Symptoms for IBD can be different from one form to the other because they are dependent on what part of the intestinal tract is involved . Common symptoms are abdominal pain and diarrhea. Since these symptoms and some of the other presentations of IBD are rather nonspecific, a diagnosis for either form of the condition can be delayed for months or even years.
Affected individuals can experience abnormal bowel habits, tenesmus, and passages of mucus without pus or blood. Extraintestinal manifestations include arthralgia, rash, malaise, fever, and weight loss.
In order to diagnose IBD, other conditions like various infections, ischemic colitis, colon cancer, and diverticulitis must be first ruled out . Once these other conditions are excluded, a workup for IBD can include:
Usually, IBD can be treated with medication, surgery, or a combination of both when necessary . Any specific treatment is based on whether the patient is suffering from ulcerative colitis or Crohn disease.
The major goals of any of the treatment methods are achieve remission and to prevent flares. These therapies can include symptomatic care that will help alleviate the cramps and other systemic symptoms related to the condition, as well as mucosal healing. These treatment methods are usually followed by individualized escalated steps in order to get a positive response.
In terms of mortality, the rate related to IBD falls between 1.4 to 5 times within the general international population according to research . Between the two forms of IBD, Crohn disease is more commonly linked to mortality as people with ulcerative colitis vary only slightly from the general population.
There are a number of factors that lead to IBD including a genetic predisposition to the condition. Other factors include altered responses to microorganisms found in the gut and a dysregulation of the immune system . As of yet, there is no determinable primary cause for IBD, but researchers continue to propose theories as studies continue. According to research, the cause for the altered immune response that leads to IBD is considered to be unidentifiable . Several risk factors including diet, smoking, physical activity, other disorders and medications have been proposed to contribute to the development of an inflammatory bowel disease.
The instances of IBD seem to be dependent on location as the highest rates of IBD seem to be found in developed countries while developing regions show the lowest rates of recorded cases of the disorder. Similarly, the rates of IBD also seem to correlate to the climate of an area with warmer climates reporting a lower rate of IBD when compared with colder climates. Urban areas report a higher rate of IBD when paralleled with rural areas, too.
Statistically speaking, the incidence of ulcerative colitis falls between 0.5 and 24.5 cases out of 100,000 per year internationally. Crohn disease occurs between 0.1 to 16 in 100,000 cases.
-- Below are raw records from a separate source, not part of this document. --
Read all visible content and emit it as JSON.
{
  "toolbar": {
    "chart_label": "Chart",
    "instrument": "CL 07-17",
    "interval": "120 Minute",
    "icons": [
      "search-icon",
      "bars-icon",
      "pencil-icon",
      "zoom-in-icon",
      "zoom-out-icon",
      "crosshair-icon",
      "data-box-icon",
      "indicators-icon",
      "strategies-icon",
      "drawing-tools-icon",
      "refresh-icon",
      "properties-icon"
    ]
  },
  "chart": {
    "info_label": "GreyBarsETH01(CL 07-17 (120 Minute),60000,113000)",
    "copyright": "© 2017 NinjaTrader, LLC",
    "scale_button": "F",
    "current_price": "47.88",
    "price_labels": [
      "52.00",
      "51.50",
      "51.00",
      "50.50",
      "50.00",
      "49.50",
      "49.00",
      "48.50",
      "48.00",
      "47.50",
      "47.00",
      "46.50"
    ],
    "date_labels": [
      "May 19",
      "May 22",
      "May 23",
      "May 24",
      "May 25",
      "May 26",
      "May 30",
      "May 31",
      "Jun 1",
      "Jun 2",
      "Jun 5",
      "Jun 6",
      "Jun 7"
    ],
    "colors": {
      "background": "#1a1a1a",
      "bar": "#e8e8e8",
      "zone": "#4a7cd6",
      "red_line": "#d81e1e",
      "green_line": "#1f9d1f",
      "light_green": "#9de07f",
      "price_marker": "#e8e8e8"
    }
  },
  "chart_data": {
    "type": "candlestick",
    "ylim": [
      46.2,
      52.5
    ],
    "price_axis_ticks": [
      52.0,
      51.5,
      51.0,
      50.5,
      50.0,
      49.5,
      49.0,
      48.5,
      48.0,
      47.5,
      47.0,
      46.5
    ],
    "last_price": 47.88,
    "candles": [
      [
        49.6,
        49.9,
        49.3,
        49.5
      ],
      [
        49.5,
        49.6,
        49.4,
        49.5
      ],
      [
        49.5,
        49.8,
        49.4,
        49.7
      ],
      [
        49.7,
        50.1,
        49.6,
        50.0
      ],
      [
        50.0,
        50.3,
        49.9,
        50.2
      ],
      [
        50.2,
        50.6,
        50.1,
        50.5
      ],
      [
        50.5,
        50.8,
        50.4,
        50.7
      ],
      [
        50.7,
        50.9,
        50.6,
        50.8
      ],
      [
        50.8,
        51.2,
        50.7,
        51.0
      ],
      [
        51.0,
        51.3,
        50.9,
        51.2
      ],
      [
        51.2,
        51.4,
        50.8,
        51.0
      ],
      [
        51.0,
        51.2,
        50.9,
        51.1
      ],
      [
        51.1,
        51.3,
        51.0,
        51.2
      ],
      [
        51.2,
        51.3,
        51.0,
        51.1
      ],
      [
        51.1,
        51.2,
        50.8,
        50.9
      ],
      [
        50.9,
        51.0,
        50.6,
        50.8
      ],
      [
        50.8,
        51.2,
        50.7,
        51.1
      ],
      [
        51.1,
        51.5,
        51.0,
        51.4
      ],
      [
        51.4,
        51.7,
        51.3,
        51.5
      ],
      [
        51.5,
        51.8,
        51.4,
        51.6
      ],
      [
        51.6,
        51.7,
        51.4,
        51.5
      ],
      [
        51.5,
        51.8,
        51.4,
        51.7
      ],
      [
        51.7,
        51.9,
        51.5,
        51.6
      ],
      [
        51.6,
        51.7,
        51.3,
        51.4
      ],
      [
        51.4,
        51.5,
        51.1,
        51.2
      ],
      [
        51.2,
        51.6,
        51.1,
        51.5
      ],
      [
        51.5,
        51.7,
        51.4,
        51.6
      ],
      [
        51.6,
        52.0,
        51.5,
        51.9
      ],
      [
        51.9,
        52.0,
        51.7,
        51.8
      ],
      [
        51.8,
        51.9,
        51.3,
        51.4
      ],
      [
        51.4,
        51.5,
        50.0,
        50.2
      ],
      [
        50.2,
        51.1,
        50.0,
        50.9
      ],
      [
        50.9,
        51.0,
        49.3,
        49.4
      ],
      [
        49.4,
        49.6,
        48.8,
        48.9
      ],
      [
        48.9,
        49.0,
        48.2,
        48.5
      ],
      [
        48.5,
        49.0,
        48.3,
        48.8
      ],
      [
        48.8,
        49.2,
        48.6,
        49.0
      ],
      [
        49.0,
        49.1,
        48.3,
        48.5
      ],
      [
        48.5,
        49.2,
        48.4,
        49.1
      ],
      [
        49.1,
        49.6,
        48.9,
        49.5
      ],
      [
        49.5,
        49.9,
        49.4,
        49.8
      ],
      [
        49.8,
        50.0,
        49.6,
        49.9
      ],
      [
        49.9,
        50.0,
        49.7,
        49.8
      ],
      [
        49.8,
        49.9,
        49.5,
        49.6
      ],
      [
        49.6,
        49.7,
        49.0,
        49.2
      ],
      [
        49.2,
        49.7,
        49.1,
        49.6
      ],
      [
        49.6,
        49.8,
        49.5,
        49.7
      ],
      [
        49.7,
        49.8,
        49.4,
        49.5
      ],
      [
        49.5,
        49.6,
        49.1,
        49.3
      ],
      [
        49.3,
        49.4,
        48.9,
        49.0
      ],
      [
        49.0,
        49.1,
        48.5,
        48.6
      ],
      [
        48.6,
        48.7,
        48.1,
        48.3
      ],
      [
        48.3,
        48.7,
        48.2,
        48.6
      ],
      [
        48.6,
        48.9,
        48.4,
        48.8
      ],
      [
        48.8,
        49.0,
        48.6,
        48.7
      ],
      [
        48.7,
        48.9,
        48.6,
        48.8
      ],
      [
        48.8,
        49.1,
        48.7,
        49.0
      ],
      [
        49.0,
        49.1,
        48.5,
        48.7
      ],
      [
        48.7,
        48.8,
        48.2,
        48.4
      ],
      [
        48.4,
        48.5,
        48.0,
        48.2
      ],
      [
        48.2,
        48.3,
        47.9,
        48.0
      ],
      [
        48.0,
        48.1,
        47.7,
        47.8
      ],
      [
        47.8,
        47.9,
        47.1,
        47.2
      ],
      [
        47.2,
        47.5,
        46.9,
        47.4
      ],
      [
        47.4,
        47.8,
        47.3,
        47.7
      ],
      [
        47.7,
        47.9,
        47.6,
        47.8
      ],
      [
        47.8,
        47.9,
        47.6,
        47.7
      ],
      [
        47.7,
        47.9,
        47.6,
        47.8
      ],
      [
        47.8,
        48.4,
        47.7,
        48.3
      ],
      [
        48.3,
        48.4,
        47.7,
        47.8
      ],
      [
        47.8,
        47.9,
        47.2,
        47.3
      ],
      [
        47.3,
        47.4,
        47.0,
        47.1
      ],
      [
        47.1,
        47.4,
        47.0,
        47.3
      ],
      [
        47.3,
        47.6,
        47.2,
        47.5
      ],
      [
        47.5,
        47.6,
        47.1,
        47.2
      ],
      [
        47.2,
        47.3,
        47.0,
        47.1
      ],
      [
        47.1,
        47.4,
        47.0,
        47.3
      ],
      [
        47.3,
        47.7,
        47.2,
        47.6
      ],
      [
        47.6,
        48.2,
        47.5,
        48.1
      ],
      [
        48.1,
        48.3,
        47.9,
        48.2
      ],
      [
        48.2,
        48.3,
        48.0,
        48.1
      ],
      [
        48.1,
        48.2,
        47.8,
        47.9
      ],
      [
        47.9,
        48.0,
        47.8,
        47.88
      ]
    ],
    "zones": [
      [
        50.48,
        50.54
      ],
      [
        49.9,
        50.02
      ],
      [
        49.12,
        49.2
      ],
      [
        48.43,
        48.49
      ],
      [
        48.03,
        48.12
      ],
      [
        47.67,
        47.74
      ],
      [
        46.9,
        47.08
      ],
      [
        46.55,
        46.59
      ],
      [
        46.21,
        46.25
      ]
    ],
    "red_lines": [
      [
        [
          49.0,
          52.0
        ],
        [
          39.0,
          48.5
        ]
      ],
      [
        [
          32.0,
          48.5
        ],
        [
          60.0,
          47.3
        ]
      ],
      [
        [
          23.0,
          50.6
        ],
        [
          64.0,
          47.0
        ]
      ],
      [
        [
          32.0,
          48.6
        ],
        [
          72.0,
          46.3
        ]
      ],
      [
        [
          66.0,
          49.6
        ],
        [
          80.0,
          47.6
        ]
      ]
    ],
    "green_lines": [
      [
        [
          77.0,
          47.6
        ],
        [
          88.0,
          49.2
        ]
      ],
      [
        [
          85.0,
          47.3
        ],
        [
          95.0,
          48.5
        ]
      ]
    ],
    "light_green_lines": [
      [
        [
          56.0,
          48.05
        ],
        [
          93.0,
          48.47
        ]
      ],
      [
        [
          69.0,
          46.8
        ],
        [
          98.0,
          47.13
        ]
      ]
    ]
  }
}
Annually, there are around 396 cases of general IBD reported on average.
Crohn disease can involve any part of the gastrointestinal tract from the mouth to the perianal area. Affected segments usually are separated by normal bowel, leading to the occurrence of skip lesions. The inflammation is transmural, often extending through to the serosa, resulting in fibrosis and strictures, sinus tracts and fistula formation.
Ulcerative colitis is considered to be the inflammation of the mucosal layer of the colon with continuous involvement. The rectum is affected in the majority of cases. The inflammation leads to edema, fluid and electrolyte loss, bleeding, formation of crypt abscesses and ulceration .
There are dietary changes that a patient may implement in order to reduce symptoms and stave off inflammation and recurring flare ups of IBD, however ways to prevent the disorder from ever occurring in the first place are unknown .
Inflammatory bowel disease, abbreviated IBD, is a group of inflammatory conditions with two major types, ulcerative colitis and Crohn disease . After a proper workup it is usually possible to determine which form of IBD is present in a patient, if not, the condition is referred to as indeterminate colitis. Other types of colitis include microscopic colitis, lymphocytic colitis, and collagenous colitis but they are usually not considered to fall under the umbrella of IBD.
Both Crohn disease and ulcerative colitis affect the gastrointestinal tract. Ulcerative colitis affects the colon while Crohn disease is a condition that may develop in the whole digestive system, characterized by skip lesions.
Inflammatory bowel disease (IBD) is a chronic inflammation disorder that affects different parts of the digestive tract. Under the general diagnosis of IBD are two disorders, ulcerative colitis and Crohn disease. The former condition affects the large intestine and rectum while the latter affects the entire digestive system.
Both disorders can create pain and discomfort along with abnormal bowel habits. They can also lead to other health complications that, if left untreated, can be life threatening.
The symptoms associated with IBD can be medically treated but there are times where surgery might be necessary to address larger problems in more severe cases. In most cases, lifestyle changes related to a person’s daily diet will be recommended to prevent flare ups of IBD. There are no known ways to prevent IBD from occurring in the first place.